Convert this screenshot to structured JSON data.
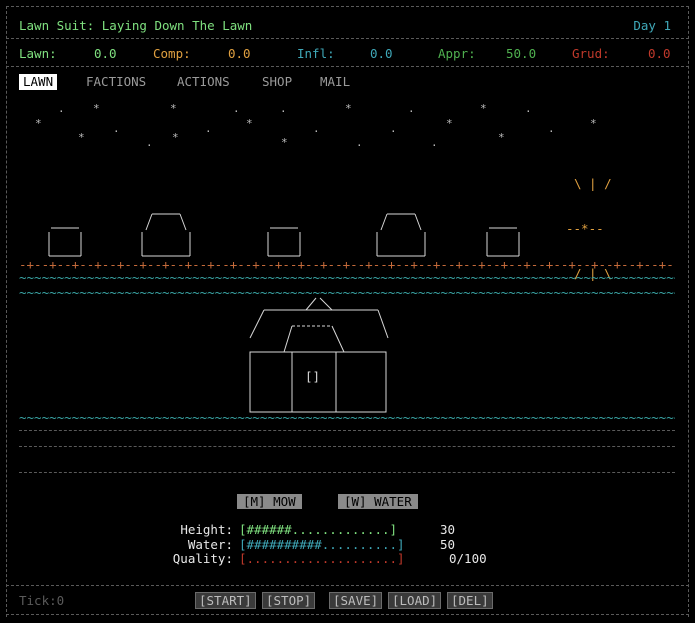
{
  "header": {
    "title": "Lawn Suit: Laying Down The Lawn",
    "day": "Day 1"
  },
  "stats": [
    {
      "label": "Lawn:",
      "value": "0.0",
      "label_color": "#7fe07f",
      "value_color": "#7fe07f"
    },
    {
      "label": "Comp:",
      "value": "0.0",
      "label_color": "#e0a040",
      "value_color": "#e0a040"
    },
    {
      "label": "Infl:",
      "value": "0.0",
      "label_color": "#3fa8b8",
      "value_color": "#3fa8b8"
    },
    {
      "label": "Appr:",
      "value": "50.0",
      "label_color": "#4fb04f",
      "value_color": "#4fb04f"
    },
    {
      "label": "Grud:",
      "value": "0.0",
      "label_color": "#c0392b",
      "value_color": "#c0392b"
    }
  ],
  "tabs": [
    {
      "label": "LAWN",
      "active": true
    },
    {
      "label": "FACTIONS",
      "active": false
    },
    {
      "label": "ACTIONS",
      "active": false
    },
    {
      "label": "SHOP",
      "active": false
    },
    {
      "label": "MAIL",
      "active": false
    }
  ],
  "scene": {
    "sun": [
      "\\ | /",
      "--*--",
      "/ | \\"
    ],
    "fence": "-+--+--+--+--+--+--+--+--+--+--+--+--+--+--+--+--+--+--+--+--+--+--+--+--+--+--+--+--+--+--+--+--+-",
    "grass": "~~~~~~~~~~~~~~~~~~~~~~~~~~~~~~~~~~~~~~~~~~~~~~~~~~~~~~~~~~~~~~~~~~~~~~~~~~~~~~~~~~~~~~~~~~~~~~~~~~~~~~~~~~~~~~~~~~~~~~~~~~~~~~",
    "house": "          /\\\n  _______/  \\______\n /                 \\\n/    .----.        \\\n/___/      \\_______ \\\n|   |      |       |\n|   |  []  |       |\n|   |      |       |\n|___|______|_______|",
    "door_glyph": "[]"
  },
  "actions": {
    "mow": "[M] MOW",
    "water": "[W] WATER"
  },
  "meters": [
    {
      "label": "Height:",
      "bar": "[######.............]",
      "value": "30",
      "color": "#7fe07f"
    },
    {
      "label": "Water:",
      "bar": "[##########..........]",
      "value": "50",
      "color": "#3fa8b8"
    },
    {
      "label": "Quality:",
      "bar": "[....................]",
      "value": "0/100",
      "color": "#c0392b"
    }
  ],
  "footer": {
    "tick": "Tick:0",
    "buttons": [
      "[START]",
      "[STOP]",
      "[SAVE]",
      "[LOAD]",
      "[DEL]"
    ]
  }
}
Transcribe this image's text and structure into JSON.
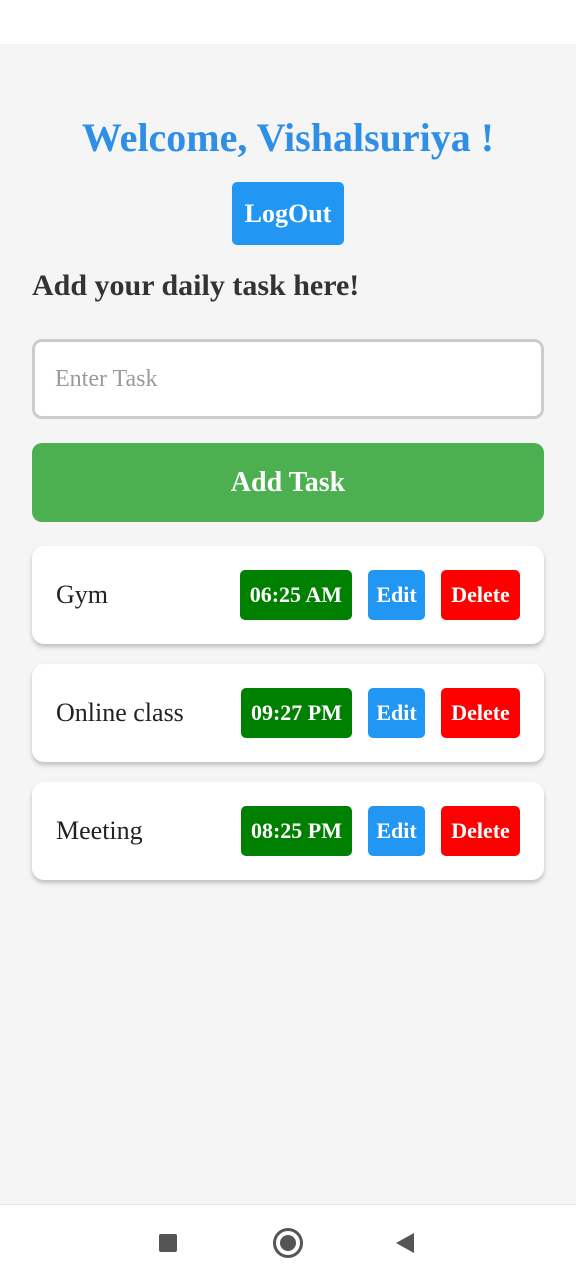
{
  "header": {
    "welcome_text": "Welcome, Vishalsuriya !",
    "logout_label": "LogOut"
  },
  "form": {
    "subheading": "Add your daily task here!",
    "task_input_placeholder": "Enter Task",
    "task_input_value": "",
    "add_button_label": "Add Task"
  },
  "tasks": [
    {
      "name": "Gym",
      "time": "06:25 AM",
      "edit_label": "Edit",
      "delete_label": "Delete"
    },
    {
      "name": "Online class",
      "time": "09:27 PM",
      "edit_label": "Edit",
      "delete_label": "Delete"
    },
    {
      "name": "Meeting",
      "time": "08:25 PM",
      "edit_label": "Edit",
      "delete_label": "Delete"
    }
  ],
  "system_nav": {
    "icons": [
      "recent-apps-icon",
      "home-icon",
      "back-icon"
    ]
  },
  "colors": {
    "welcome": "#2f8ee6",
    "primary_blue": "#2196f3",
    "add_green": "#4caf50",
    "time_green": "#008000",
    "delete_red": "#ff0000",
    "background": "#f5f5f5"
  }
}
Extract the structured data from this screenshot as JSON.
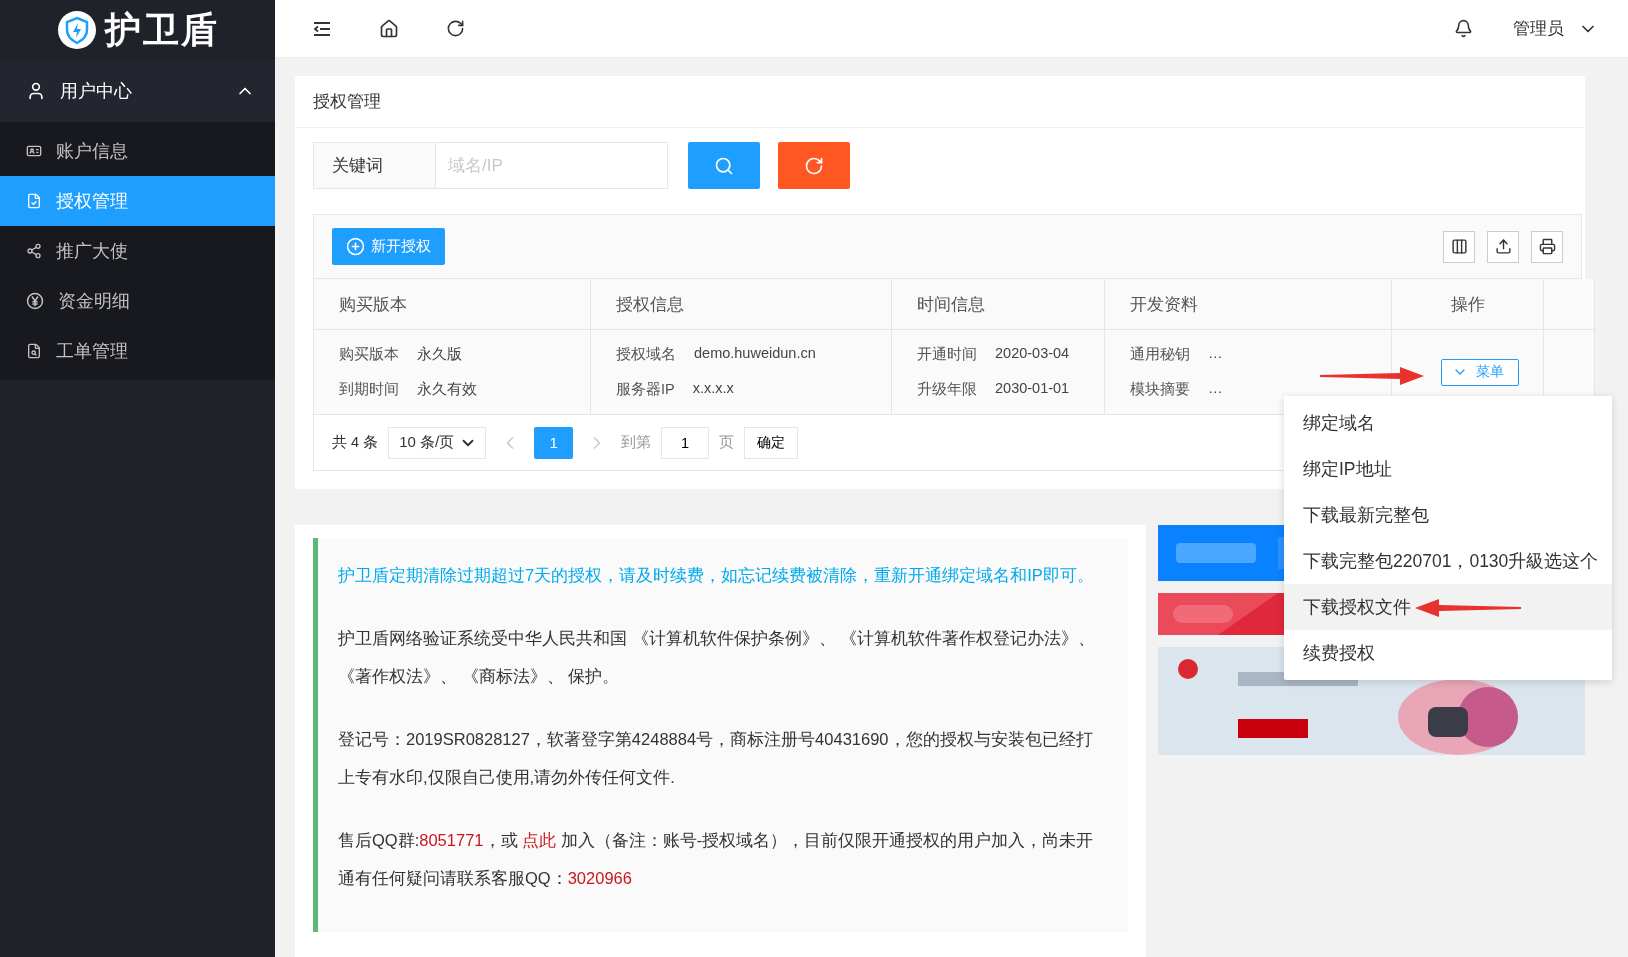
{
  "sidebar": {
    "logo": "护卫盾",
    "group": {
      "label": "用户中心",
      "expanded": true
    },
    "items": [
      {
        "label": "账户信息",
        "selected": false
      },
      {
        "label": "授权管理",
        "selected": true
      },
      {
        "label": "推广大使",
        "selected": false
      },
      {
        "label": "资金明细",
        "selected": false
      },
      {
        "label": "工单管理",
        "selected": false
      }
    ]
  },
  "header": {
    "user": "管理员"
  },
  "page": {
    "title": "授权管理",
    "search": {
      "label": "关键词",
      "placeholder": "域名/IP"
    }
  },
  "toolbar": {
    "new_button": "新开授权"
  },
  "table": {
    "columns": [
      "购买版本",
      "授权信息",
      "时间信息",
      "开发资料",
      "操作"
    ],
    "rows": [
      {
        "cells": [
          [
            {
              "label": "购买版本",
              "value": "永久版"
            },
            {
              "label": "到期时间",
              "value": "永久有效"
            }
          ],
          [
            {
              "label": "授权域名",
              "value": "demo.huweidun.cn"
            },
            {
              "label": "服务器IP",
              "value": "x.x.x.x"
            }
          ],
          [
            {
              "label": "开通时间",
              "value": "2020-03-04"
            },
            {
              "label": "升级年限",
              "value": "2030-01-01"
            }
          ],
          [
            {
              "label": "通用秘钥",
              "value": "…"
            },
            {
              "label": "模块摘要",
              "value": "…"
            }
          ]
        ],
        "action": "菜单"
      }
    ]
  },
  "pagination": {
    "total": "共 4 条",
    "page_size": "10 条/页",
    "pages": [
      {
        "label": "1",
        "selected": true
      }
    ],
    "goto_label": "到第",
    "goto_value": "1",
    "page_unit": "页",
    "confirm": "确定"
  },
  "action_menu": {
    "items": [
      {
        "label": "绑定域名",
        "selected": false
      },
      {
        "label": "绑定IP地址",
        "selected": false
      },
      {
        "label": "下载最新完整包",
        "selected": false
      },
      {
        "label": "下载完整包220701，0130升級选这个",
        "selected": false
      },
      {
        "label": "下载授权文件",
        "selected": true
      },
      {
        "label": "续费授权",
        "selected": false
      }
    ]
  },
  "notice": {
    "paragraphs": [
      {
        "kind": "highlight",
        "segments": [
          {
            "kind": "text",
            "text": "护卫盾定期清除过期超过7天的授权，请及时续费，如忘记续费被清除，重新开通绑定域名和IP即可。"
          }
        ]
      },
      {
        "kind": "plain",
        "segments": [
          {
            "kind": "text",
            "text": "护卫盾网络验证系统受中华人民共和国 《计算机软件保护条例》、 《计算机软件著作权登记办法》、《著作权法》、 《商标法》、 保护。"
          }
        ]
      },
      {
        "kind": "plain",
        "segments": [
          {
            "kind": "text",
            "text": "登记号：2019SR0828127，软著登字第4248884号，商标注册号40431690，您的授权与安装包已经打上专有水印,仅限自己使用,请勿外传任何文件."
          }
        ]
      },
      {
        "kind": "plain",
        "segments": [
          {
            "kind": "text",
            "text": "售后QQ群:"
          },
          {
            "kind": "number",
            "text": "8051771"
          },
          {
            "kind": "text",
            "text": "，或 "
          },
          {
            "kind": "link",
            "text": "点此"
          },
          {
            "kind": "text",
            "text": " 加入（备注：账号-授权域名），目前仅限开通授权的用户加入，尚未开通有任何疑问请联系客服QQ："
          },
          {
            "kind": "number",
            "text": "3020966"
          }
        ]
      }
    ]
  }
}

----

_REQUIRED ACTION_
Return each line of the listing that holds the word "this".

_ANSWER SECTION_
Convert this screenshot to structured JSON data.
Transcribe this image's text and structure into JSON.
Extract the structured data from this screenshot as JSON.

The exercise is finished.